By Nadine Cafaro; Edited and Packaged by Annemarie Durkin
New Paltz, N.Y.– After a shocking set of numbers was released about hard-to-count communities in New York, people fear a decrease in federal funding due to the chance of children under five being undercounted in the upcoming 2020 Census.
The importance of this age group being reported, combined with other miscounted groups, can have a drastic effect on federal funding. Programs like Head Start and the Preschool Development Grant Program receive these grants, but federal funding also applies to after school care, daycares, health insurance for children, and low income families.
Roughly 5% of children worldwide were not counted in 2010. The amount of funding provided to local governments, social service programs and nonprofits is directly related to the population in a community. Without a more accurate count in 2020, there will be a lack of funding for children-based programs.
In Ulster County alone, there is a population of approximately 178,599 people. Of that, 4 percent are children aged 5 and under. In 2010, an estimated 6 percent of this age group was miscounted in Ulster County. Though it seems like a low number, counting most of them is vital to ensure that these programs continue to receive funding.
So, local leaders and community support groups are urging local families to count their children in the upcoming census. Households where children are omitted often are situations where the guardians are not their biological parents. Some households are children living with grandparents, guardians, non-nuclear situations, or renter-occupied.
However, local officials and Census helpers still ask these complex households to include their children.
The results of the Census also directly affect the funding spent by states. Warren Brown, senior research associate at Cornell University’s Institute for Social and Economic Research, and director of Cornell’s applied demographics, will be working his fifth Census in 2020.
Brown says Andrew Reamer, research professor at George Washington University, has produced a series of reports on Census funding.
“For federal spending alone, Reamer documents that in the 2017 fiscal year, 316 federal spending programs relied on 2010 Census-derived data to distribute $1.5 trillion to state and local governments, nonprofits, businesses, and households across the nation,” Brown said.
In Reamer’s research, he lists all of the 316 programs. However, Brown says this still does not include funds spent by states, local governments, and private businesses.
“In New York state, sales tax collections are distributed to local governments on the basis of the census count, not on where the sales took place,” Brown said.
Brown also acknowledges that children under 5 being accurately reported is extremely important. He cites the federal Children’s Health Insurance Program and the Federal and State Nutrition Assistance Program for Women, Infants, and Children for Allocating Funds as just two very important programs that depend on an accurate count.

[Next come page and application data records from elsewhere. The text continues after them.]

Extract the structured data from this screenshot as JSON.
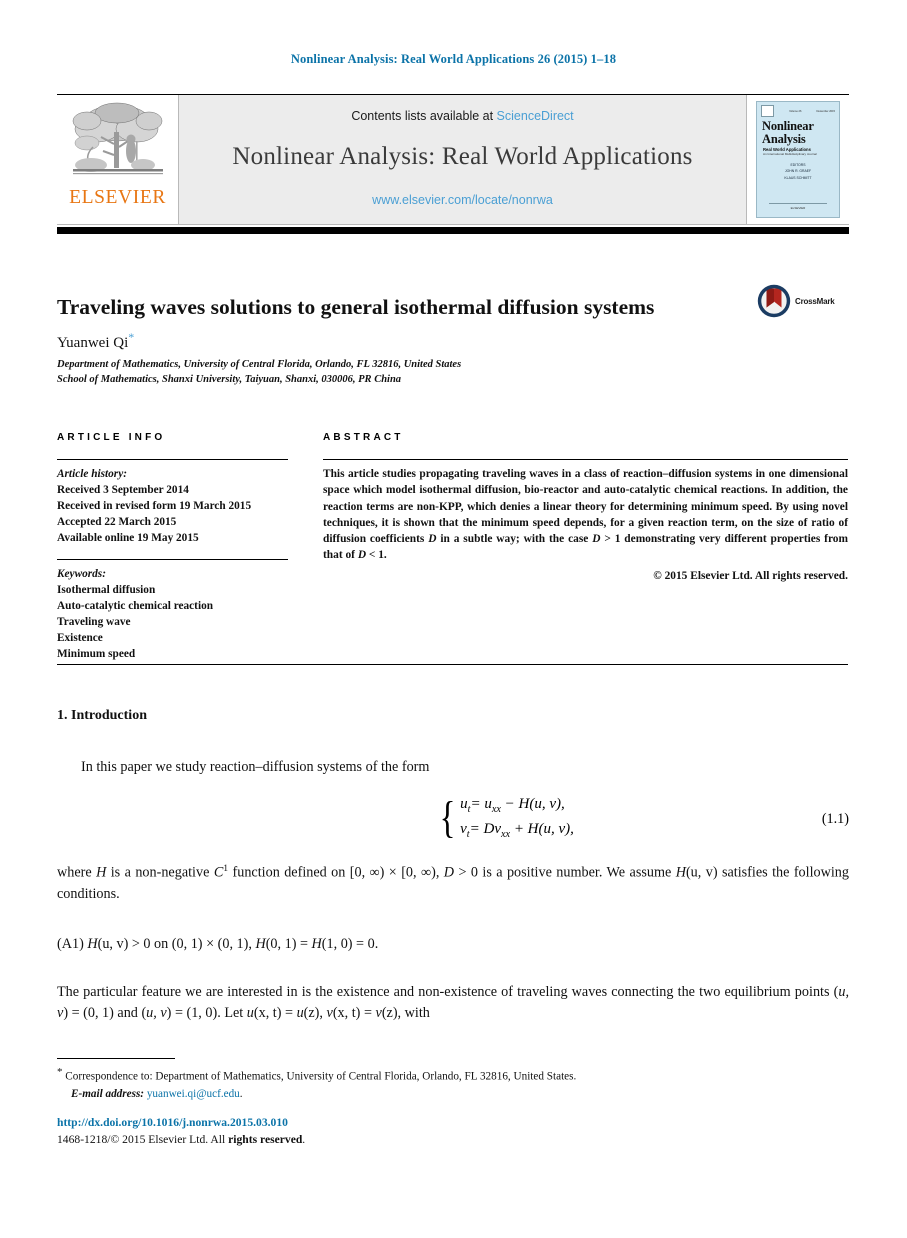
{
  "running_head": "Nonlinear Analysis: Real World Applications 26 (2015) 1–18",
  "masthead": {
    "publisher_name": "ELSEVIER",
    "contents_prefix": "Contents lists available at ",
    "sciencedirect": "ScienceDirect",
    "journal_title": "Nonlinear Analysis: Real World Applications",
    "journal_url": "www.elsevier.com/locate/nonrwa",
    "cover": {
      "line1": "Nonlinear",
      "line2": "Analysis",
      "subtitle": "Real World Applications",
      "subtitle2": "An International Multidisciplinary Journal",
      "editors": [
        "EDITORS",
        "JOHN R. GRAEF",
        "KLAUS SCHMITT"
      ],
      "footer": "ELSEVIER",
      "issn_left": "ISSN 1468-1218",
      "volume": "Volume 26",
      "date": "December 2015"
    }
  },
  "article": {
    "title": "Traveling waves solutions to general isothermal diffusion systems",
    "crossmark_label": "CrossMark",
    "author": "Yuanwei Qi",
    "author_marker": "*",
    "affiliations": [
      "Department of Mathematics, University of Central Florida, Orlando, FL 32816, United States",
      "School of Mathematics, Shanxi University, Taiyuan, Shanxi, 030006, PR China"
    ]
  },
  "article_info": {
    "heading": "ARTICLE INFO",
    "history_label": "Article history:",
    "history": [
      "Received 3 September 2014",
      "Received in revised form 19 March 2015",
      "Accepted 22 March 2015",
      "Available online 19 May 2015"
    ],
    "keywords_label": "Keywords:",
    "keywords": [
      "Isothermal diffusion",
      "Auto-catalytic chemical reaction",
      "Traveling wave",
      "Existence",
      "Minimum speed"
    ]
  },
  "abstract": {
    "heading": "ABSTRACT",
    "text_part1": "This article studies propagating traveling waves in a class of reaction–diffusion systems in one dimensional space which model isothermal diffusion, bio-reactor and auto-catalytic chemical reactions. In addition, the reaction terms are non-KPP, which denies a linear theory for determining minimum speed. By using novel techniques, it is shown that the minimum speed depends, for a given reaction term, on the size of ratio of diffusion coefficients ",
    "sym_D_1": "D",
    "text_part2": " in a subtle way; with the case ",
    "sym_D_2": "D",
    "text_part3": " > 1 demonstrating very different properties from that of ",
    "sym_D_3": "D",
    "text_part4": " < 1.",
    "copyright": "© 2015 Elsevier Ltd. All rights reserved."
  },
  "body": {
    "section_heading": "1. Introduction",
    "intro_paragraph": "In this paper we study reaction–diffusion systems of the form",
    "equation": {
      "number": "(1.1)",
      "line1_lhs": "u",
      "line1_lhs_sub": "t",
      "line1_rhs": "= u",
      "line1_rhs_sub": "xx",
      "line1_tail": " − H(u, v),",
      "line2_lhs": "v",
      "line2_lhs_sub": "t",
      "line2_rhs": "= Dv",
      "line2_rhs_sub": "xx",
      "line2_tail": " + H(u, v),"
    },
    "paragraph_where_a": "where ",
    "paragraph_where_H": "H",
    "paragraph_where_b": " is a non-negative ",
    "paragraph_where_C": "C",
    "paragraph_where_C_sup": "1",
    "paragraph_where_c": " function defined on [0, ∞) × [0, ∞), ",
    "paragraph_where_D": "D",
    "paragraph_where_d": " > 0 is a positive number. We assume ",
    "paragraph_where_Huv": "H",
    "paragraph_where_e": "(u, v) satisfies the following conditions.",
    "assumption_a1_tag": "(A1)",
    "assumption_a1_H1": "H",
    "assumption_a1_text1": "(u, v) > 0 on (0, 1) × (0, 1), ",
    "assumption_a1_H2": "H",
    "assumption_a1_text2": "(0, 1) = ",
    "assumption_a1_H3": "H",
    "assumption_a1_text3": "(1, 0) = 0.",
    "paragraph_feature_a": "The particular feature we are interested in is the existence and non-existence of traveling waves connecting the two equilibrium points (",
    "paragraph_feature_uv1": "u, v",
    "paragraph_feature_b": ") = (0, 1) and (",
    "paragraph_feature_uv2": "u, v",
    "paragraph_feature_c": ") = (1, 0). Let ",
    "paragraph_feature_uxt": "u",
    "paragraph_feature_d": "(x, t) = ",
    "paragraph_feature_uz": "u",
    "paragraph_feature_e": "(z), ",
    "paragraph_feature_vxt": "v",
    "paragraph_feature_f": "(x, t) = ",
    "paragraph_feature_vz": "v",
    "paragraph_feature_g": "(z), with"
  },
  "footer": {
    "corr_marker": "*",
    "correspondence": " Correspondence to: Department of Mathematics, University of Central Florida, Orlando, FL 32816, United States.",
    "email_label": "E-mail address:",
    "email": "yuanwei.qi@ucf.edu",
    "email_period": ".",
    "doi": "http://dx.doi.org/10.1016/j.nonrwa.2015.03.010",
    "issn_prefix": "1468-1218/",
    "issn_copyright": "© 2015 Elsevier Ltd. All ",
    "issn_bold": "rights reserved",
    "issn_suffix": "."
  },
  "colors": {
    "link_blue": "#0b73a8",
    "sciencedirect_blue": "#4a9fd4",
    "elsevier_orange": "#e87613",
    "banner_grey": "#ececec",
    "cover_blue": "#cfe7f2"
  }
}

“Many of the programs and services that are aimed at children use these data to make funding and program delivery decisions,” Brown said.
Brown also notes that local school districts rely on this data for enrollment planning, decisions about hiring teachers and building schools.
To make more people aware, the Census Bureau distributed press releases and flyers with knowledge on how to inform others to report children under 5, including newborn babies due to the binding needs.
Robert Leibowitz, 44-year-old principal planner for Ulster County assists in researching census and demographic data. The Ulster County Planning Department is a New York Census data affiliate and Leibowitz is the contact for the county.
“Usually, the result of families not including younger children on the form is a lack of awareness of the Census to this target,” Leibowitz said.
Leibowitz spends time with the planning department posting hard-to-count maps to educate those on why it is important to be aware.
Leibowitz explains that federal funding does not just directly influence non-profits and different services, but also the ability to conduct census work.
“Greater funding expands the Census Bureau’s reach and ability to conduct thorough follow-up and in-person visits,” Leibowitz said.
Further down in Reamer’s research, he says, regarding the Census, “It’s a lot of money, it’s complicated, and it depends.”
“Depends” meaning that it differs from program to program and relies on an accurate count.
In other words, the Census Bureau is dense, but vital, and its accuracy depends on how many residents complete it.